Back to the present, where in the family room I have two places where I need to join baseboards to span the walls. For one wall, I figured I would make it easier on myself and use something that would hide the unevenness of the floor and allow me to use a simple butt joint. I started to think of things that allow you to use butt joints for trim, like plinth and corner blocks, but I didn’t think having a random plinth block in the middle of the wall would look very professional. Then I thought about baseboards I’ve seen on TV and it hit me: the iconic mouse hole.
I did an image search and found several different styles I liked here, here, and here. Then I asked my daughter to help me choose and build the one she liked. She choose an arched door with the arched frame. So we found a piece of wood around the same thickness as the baseboard and searched for some circles in my shop to use as arch templates. After finding a jar lid and hole saw that gave us the right look, I drew the arch and door on the piece of oak and cut it out on the scroll saw.
A little touch up with some sandpaper and the door was ready to paint. My daughter coated both the door and frame with some brown acrylic paint. To represent empty space behind the door, we cut a shape out of black craft paper slightly larger than the door to slip behind the arch. Then to make the door look like it was made from several planks, my daughter used a sharpie and straight-edge to draw some vertical lines.
I had started to drive the brass nails in for the door hinges, but found that the oak was just too hard, so I had to drill pilot holes with a tiny bit that wouldn’t fit in my cordless drill. The brass nails were still hard to start and drive straight, but with a little patience, I was able to drive them all.

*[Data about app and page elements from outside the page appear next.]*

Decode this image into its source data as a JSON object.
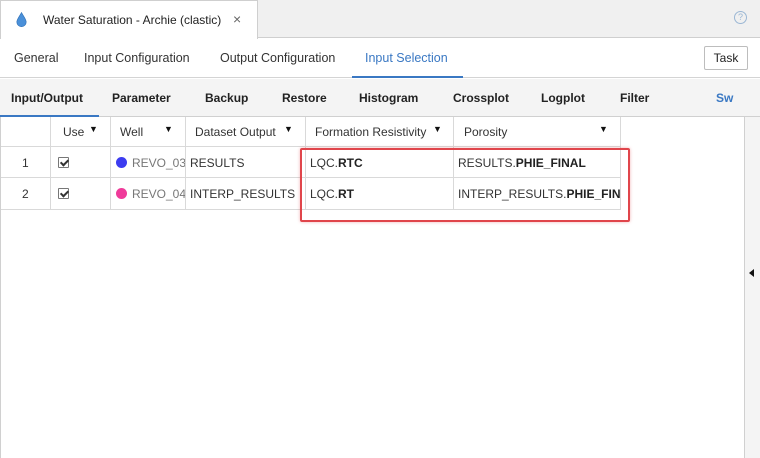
{
  "window": {
    "title": "Water Saturation - Archie (clastic)",
    "close_glyph": "×",
    "help_glyph": "?"
  },
  "main_tabs": [
    {
      "label": "General"
    },
    {
      "label": "Input Configuration"
    },
    {
      "label": "Output Configuration"
    },
    {
      "label": "Input Selection",
      "active": true
    }
  ],
  "task_button": "Task",
  "sub_tabs": [
    {
      "label": "Input/Output",
      "active": true
    },
    {
      "label": "Parameter"
    },
    {
      "label": "Backup"
    },
    {
      "label": "Restore"
    },
    {
      "label": "Histogram"
    },
    {
      "label": "Crossplot"
    },
    {
      "label": "Logplot"
    },
    {
      "label": "Filter"
    },
    {
      "label": "Sw"
    }
  ],
  "table": {
    "headers": {
      "use": "Use",
      "well": "Well",
      "dataset_output": "Dataset Output",
      "formation_resistivity": "Formation Resistivity",
      "porosity": "Porosity"
    },
    "rows": [
      {
        "index": "1",
        "use": true,
        "well": "REVO_03",
        "well_color": "#3c3cf0",
        "dataset_output": "RESULTS",
        "resistivity_prefix": "LQC.",
        "resistivity_curve": "RTC",
        "porosity_prefix": "RESULTS.",
        "porosity_curve": "PHIE_FINAL"
      },
      {
        "index": "2",
        "use": true,
        "well": "REVO_04",
        "well_color": "#ef3b9a",
        "dataset_output": "INTERP_RESULTS",
        "resistivity_prefix": "LQC.",
        "resistivity_curve": "RT",
        "porosity_prefix": "INTERP_RESULTS.",
        "porosity_curve": "PHIE_FINAL"
      }
    ]
  },
  "colors": {
    "accent": "#3a78c3",
    "highlight": "#e0454b"
  },
  "icons": {
    "window": "water-drop-icon",
    "help": "help-circle-icon",
    "collapse": "collapse-left-arrow-icon"
  }
}
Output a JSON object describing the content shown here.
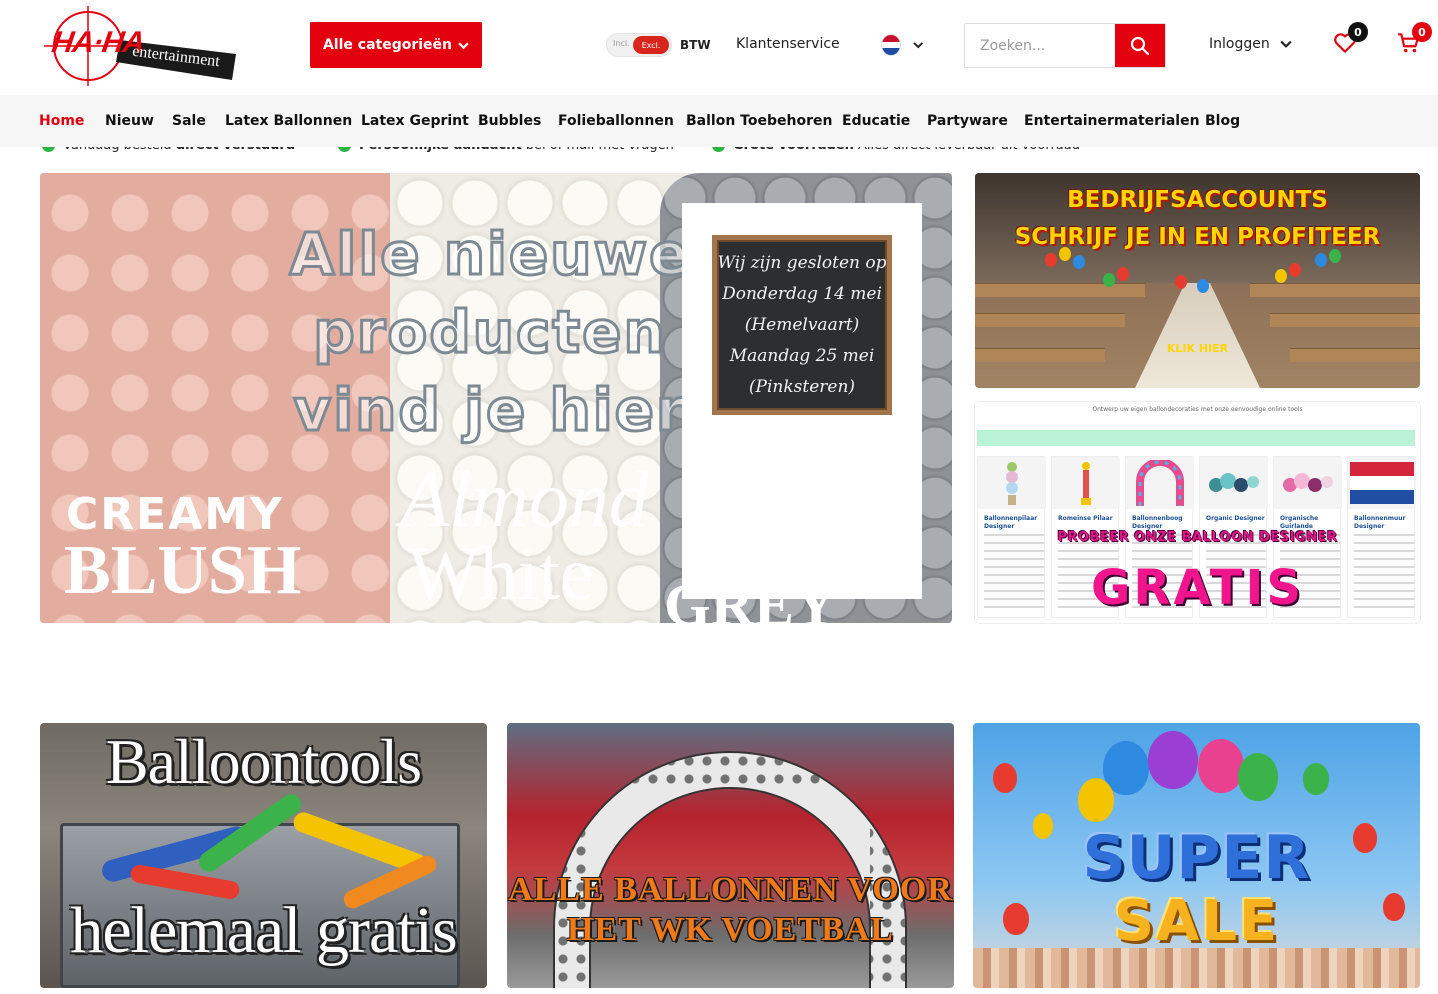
{
  "header": {
    "logo_text_main": "HA·HA",
    "logo_text_sub": "entertainment",
    "category_button": "Alle categorieën",
    "tax_toggle": {
      "incl": "Incl.",
      "excl": "Excl.",
      "label": "BTW"
    },
    "customer_service": "Klantenservice",
    "language": "NL",
    "search": {
      "placeholder": "Zoeken..."
    },
    "login": "Inloggen",
    "wishlist_count": "0",
    "cart_count": "0"
  },
  "nav": {
    "items": [
      {
        "label": "Home",
        "active": true
      },
      {
        "label": "Nieuw"
      },
      {
        "label": "Sale"
      },
      {
        "label": "Latex Ballonnen"
      },
      {
        "label": "Latex Geprint"
      },
      {
        "label": "Bubbles"
      },
      {
        "label": "Folieballonnen"
      },
      {
        "label": "Ballon Toebehoren"
      },
      {
        "label": "Educatie"
      },
      {
        "label": "Partyware"
      },
      {
        "label": "Entertainermaterialen"
      },
      {
        "label": "Blog"
      }
    ]
  },
  "usps": [
    {
      "bold": "",
      "text": "Vandaag besteld ",
      "strong": "direct verstuurd"
    },
    {
      "bold": "Persoonlijke aandacht",
      "text": " bel of mail met vragen"
    },
    {
      "bold": "Grote voorraden",
      "text": " Alles direct leverbaar uit voorraad"
    }
  ],
  "hero": {
    "headline": [
      "Alle nieuwe",
      "producten",
      "vind je hier"
    ],
    "creamy": "CREAMY",
    "blush": "BLUSH",
    "almond": "Almond",
    "white": "White",
    "grey": "GREY",
    "notice": [
      "Wij zijn gesloten op",
      "Donderdag 14 mei",
      "(Hemelvaart)",
      "Maandag 25 mei",
      "(Pinksteren)"
    ]
  },
  "promo_business": {
    "line1": "BEDRIJFSACCOUNTS",
    "line2": "SCHRIJF JE IN EN PROFITEER",
    "cta": "KLIK HIER"
  },
  "promo_designer": {
    "title": "Ontwerp uw eigen ballondecoraties met onze eenvoudige online tools",
    "tools": [
      "Ballonnenpilaar Designer",
      "Romeinse Pilaar",
      "Ballonnenboog Designer",
      "Organic Designer",
      "Organische Guirlande",
      "Ballonnenmuur Designer"
    ],
    "headline": "PROBEER ONZE BALLOON DESIGNER",
    "badge": "GRATIS"
  },
  "cards": [
    {
      "line1": "Balloontools",
      "line2": "helemaal gratis"
    },
    {
      "line1": "ALLE BALLONNEN VOOR",
      "line2": "HET WK VOETBAL"
    },
    {
      "line1": "SUPER",
      "line2": "SALE"
    }
  ],
  "colors": {
    "brand_red": "#e3000f",
    "usp_green": "#2db342",
    "active_nav": "#e3000f"
  },
  "icons": [
    "chevron-down-icon",
    "search-icon",
    "heart-icon",
    "cart-icon",
    "netherlands-flag-icon",
    "check-dot-icon"
  ]
}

Sure enough when I installed one of the pieces of base board, I found the floor to be so uneven that the straight cut I had made to butt up to one side of the mouse door wasn’t square. Since I had already nailed the piece in place, I had to file the edge of the base so it was square with the door. I had a little more luck with the second piece of baseboard, partially because it was shorter, and partially because the mouse door was so forgiving. You can see in the top picture though that if you connect the two baseboards, they wouldn’t line up, but with the mouse door in the middle you don’t really notice.